Segment Open

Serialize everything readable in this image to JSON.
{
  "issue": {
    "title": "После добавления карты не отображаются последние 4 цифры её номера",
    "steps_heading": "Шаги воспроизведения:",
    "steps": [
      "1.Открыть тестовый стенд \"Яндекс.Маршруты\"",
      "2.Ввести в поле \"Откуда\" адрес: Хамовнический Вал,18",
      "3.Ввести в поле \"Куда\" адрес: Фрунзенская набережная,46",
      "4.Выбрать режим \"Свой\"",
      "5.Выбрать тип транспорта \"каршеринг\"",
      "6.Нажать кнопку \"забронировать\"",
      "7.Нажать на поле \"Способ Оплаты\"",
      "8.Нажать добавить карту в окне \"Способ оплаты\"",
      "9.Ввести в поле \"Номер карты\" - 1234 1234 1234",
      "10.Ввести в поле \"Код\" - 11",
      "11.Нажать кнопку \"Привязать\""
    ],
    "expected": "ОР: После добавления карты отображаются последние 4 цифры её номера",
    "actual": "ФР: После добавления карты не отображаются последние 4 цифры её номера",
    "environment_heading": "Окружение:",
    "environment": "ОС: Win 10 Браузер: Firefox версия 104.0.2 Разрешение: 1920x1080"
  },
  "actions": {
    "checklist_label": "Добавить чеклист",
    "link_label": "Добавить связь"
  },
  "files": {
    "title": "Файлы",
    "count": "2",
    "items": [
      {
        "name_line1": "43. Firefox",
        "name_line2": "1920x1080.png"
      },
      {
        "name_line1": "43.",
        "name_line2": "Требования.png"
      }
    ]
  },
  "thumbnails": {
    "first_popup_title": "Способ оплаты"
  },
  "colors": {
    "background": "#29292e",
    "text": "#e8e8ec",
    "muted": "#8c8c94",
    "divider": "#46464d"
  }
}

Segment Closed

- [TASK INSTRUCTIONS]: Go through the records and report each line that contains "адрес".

- [RESPONSE FOR THIS EXERCISE]:
      "2.Ввести в поле \"Откуда\" адрес: Хамовнический Вал,18",
      "3.Ввести в поле \"Куда\" адрес: Фрунзенская набережная,46",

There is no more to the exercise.